**INFORMATION GIVEN**:

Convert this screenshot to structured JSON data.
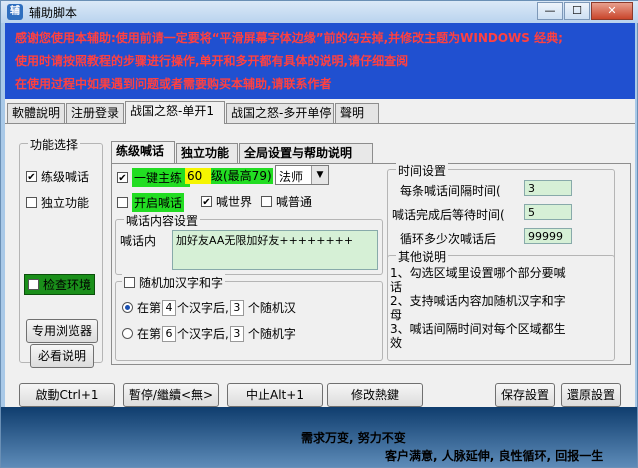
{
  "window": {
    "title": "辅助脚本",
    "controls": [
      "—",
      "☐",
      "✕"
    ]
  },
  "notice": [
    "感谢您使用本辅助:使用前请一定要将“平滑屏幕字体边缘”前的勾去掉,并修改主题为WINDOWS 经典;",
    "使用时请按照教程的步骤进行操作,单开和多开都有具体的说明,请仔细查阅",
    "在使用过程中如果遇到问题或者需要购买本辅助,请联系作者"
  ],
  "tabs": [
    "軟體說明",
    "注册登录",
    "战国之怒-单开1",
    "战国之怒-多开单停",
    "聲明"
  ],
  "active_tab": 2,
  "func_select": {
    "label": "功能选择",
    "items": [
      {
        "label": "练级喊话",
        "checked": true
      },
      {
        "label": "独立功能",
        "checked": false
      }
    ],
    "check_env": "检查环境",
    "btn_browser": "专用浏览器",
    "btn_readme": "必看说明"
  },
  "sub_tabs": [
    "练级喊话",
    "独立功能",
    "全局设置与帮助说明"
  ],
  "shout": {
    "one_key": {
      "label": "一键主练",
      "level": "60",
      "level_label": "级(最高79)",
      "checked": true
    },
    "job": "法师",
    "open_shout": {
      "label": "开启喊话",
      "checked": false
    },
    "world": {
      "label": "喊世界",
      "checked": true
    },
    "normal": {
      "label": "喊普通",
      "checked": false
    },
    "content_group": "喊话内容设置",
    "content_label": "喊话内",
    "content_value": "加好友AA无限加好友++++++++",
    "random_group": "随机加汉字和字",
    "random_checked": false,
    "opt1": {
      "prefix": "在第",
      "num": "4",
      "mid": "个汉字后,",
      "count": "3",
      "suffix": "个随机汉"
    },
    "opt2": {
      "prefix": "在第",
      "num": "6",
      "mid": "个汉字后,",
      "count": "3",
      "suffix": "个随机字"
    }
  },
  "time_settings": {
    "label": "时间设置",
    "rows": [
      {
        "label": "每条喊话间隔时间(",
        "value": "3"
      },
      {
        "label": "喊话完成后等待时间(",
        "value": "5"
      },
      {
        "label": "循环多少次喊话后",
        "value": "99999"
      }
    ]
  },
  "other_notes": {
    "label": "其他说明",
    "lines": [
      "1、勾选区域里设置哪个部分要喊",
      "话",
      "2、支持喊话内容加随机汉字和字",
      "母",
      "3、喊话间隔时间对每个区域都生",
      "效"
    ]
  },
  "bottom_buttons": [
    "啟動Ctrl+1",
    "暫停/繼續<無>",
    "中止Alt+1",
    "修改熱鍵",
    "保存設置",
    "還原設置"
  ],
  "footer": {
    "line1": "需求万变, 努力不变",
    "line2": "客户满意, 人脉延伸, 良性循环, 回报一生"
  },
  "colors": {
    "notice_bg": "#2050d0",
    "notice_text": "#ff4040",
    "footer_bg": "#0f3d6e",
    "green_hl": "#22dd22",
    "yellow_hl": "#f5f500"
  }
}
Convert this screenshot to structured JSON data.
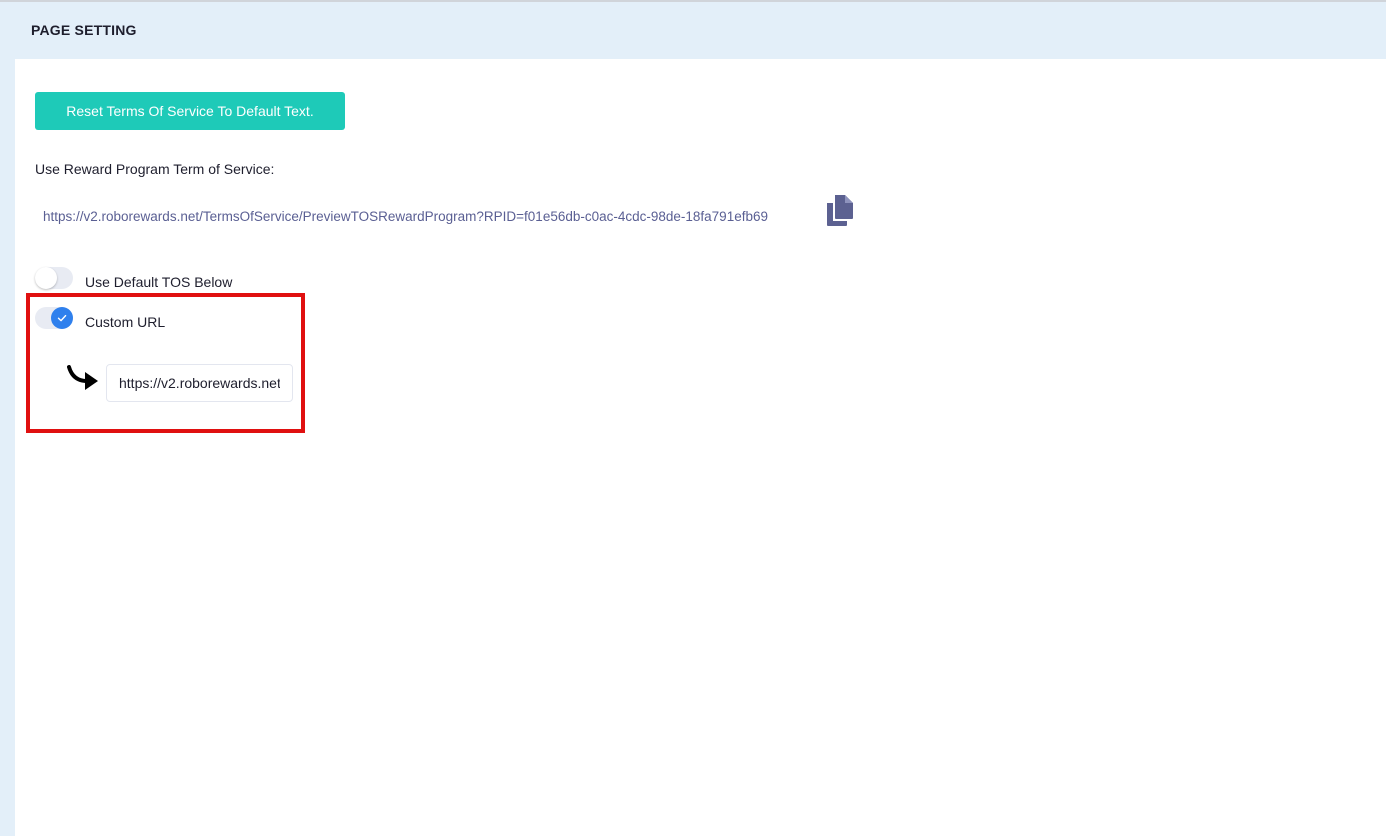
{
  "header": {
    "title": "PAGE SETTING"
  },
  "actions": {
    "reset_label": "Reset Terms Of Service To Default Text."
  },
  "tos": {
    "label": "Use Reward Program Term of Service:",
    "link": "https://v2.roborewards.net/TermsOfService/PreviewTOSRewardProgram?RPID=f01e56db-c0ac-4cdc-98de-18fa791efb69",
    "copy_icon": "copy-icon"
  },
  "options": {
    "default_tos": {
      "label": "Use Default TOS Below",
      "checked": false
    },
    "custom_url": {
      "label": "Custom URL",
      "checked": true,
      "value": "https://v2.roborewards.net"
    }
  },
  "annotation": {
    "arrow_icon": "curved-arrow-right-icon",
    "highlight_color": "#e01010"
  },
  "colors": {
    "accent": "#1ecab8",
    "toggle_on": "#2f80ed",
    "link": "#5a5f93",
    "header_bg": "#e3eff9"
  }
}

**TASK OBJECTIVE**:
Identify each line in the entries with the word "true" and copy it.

**EXERCISE ANSWER**:
        "checked": true
      "checked": true
      "checked": true
      "checked": true,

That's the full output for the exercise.